Items from an interface collection
━━━━━━━━━━━━━━━━━━━━

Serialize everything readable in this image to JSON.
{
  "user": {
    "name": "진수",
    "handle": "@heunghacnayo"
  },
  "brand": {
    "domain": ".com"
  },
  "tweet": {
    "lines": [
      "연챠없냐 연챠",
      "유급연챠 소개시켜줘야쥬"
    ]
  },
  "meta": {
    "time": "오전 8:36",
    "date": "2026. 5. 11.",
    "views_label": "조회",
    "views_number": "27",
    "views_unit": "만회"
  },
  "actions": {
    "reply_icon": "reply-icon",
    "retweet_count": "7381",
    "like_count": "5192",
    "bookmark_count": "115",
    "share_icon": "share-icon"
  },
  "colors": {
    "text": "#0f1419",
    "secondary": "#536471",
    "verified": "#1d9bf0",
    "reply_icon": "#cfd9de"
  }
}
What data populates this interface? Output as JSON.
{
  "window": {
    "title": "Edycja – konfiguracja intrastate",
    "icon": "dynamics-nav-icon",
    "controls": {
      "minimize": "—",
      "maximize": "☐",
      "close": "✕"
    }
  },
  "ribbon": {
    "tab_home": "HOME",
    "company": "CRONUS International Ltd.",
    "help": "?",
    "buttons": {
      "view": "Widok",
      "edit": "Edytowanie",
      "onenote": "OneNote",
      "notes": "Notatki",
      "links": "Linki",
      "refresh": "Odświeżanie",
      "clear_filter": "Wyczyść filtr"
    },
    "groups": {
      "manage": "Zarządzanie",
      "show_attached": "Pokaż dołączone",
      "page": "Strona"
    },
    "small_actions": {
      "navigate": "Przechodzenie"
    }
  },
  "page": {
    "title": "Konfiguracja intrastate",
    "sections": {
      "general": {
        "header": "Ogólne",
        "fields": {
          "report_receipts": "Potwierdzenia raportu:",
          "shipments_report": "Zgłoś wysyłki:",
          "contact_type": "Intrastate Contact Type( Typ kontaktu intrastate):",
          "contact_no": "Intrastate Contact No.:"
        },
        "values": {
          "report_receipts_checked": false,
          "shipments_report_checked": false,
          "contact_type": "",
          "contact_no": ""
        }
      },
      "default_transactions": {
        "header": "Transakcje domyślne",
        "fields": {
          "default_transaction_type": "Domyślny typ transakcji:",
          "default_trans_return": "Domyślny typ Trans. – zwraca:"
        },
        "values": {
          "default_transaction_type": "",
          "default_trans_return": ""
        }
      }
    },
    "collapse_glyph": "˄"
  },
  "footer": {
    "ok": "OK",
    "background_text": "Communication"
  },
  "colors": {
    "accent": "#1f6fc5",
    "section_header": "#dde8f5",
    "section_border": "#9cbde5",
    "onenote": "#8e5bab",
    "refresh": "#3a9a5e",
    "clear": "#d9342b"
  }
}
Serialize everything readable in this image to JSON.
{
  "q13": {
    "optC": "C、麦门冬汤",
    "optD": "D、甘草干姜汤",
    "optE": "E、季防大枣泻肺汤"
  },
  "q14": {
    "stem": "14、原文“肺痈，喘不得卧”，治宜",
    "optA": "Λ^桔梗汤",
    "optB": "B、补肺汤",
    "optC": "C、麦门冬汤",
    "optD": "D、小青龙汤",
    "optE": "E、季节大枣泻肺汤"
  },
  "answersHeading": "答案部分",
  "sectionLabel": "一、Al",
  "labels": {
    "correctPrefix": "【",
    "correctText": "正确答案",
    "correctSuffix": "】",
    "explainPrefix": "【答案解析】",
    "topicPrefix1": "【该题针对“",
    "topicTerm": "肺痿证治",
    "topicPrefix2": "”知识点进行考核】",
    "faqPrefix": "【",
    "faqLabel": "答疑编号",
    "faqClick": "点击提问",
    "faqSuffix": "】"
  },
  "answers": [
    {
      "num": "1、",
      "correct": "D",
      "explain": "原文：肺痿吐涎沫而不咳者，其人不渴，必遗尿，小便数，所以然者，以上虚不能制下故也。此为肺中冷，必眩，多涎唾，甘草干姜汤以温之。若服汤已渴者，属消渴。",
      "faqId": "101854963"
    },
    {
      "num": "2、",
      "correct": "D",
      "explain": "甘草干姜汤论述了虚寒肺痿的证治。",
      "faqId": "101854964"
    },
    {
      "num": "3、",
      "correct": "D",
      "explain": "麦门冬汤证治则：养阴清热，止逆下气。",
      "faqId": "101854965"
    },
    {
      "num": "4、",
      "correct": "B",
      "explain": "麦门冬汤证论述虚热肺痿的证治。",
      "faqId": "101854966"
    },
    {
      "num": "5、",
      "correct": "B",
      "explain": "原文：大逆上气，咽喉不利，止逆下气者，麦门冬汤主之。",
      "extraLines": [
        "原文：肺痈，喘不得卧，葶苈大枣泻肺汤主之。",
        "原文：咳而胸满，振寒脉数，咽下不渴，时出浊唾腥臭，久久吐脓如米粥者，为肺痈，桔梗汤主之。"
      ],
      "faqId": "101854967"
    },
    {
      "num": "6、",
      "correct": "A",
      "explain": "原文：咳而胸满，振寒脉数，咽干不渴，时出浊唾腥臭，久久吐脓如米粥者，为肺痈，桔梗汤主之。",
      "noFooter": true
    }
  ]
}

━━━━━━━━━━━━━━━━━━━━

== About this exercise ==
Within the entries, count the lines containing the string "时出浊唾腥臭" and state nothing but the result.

== Solution ==
2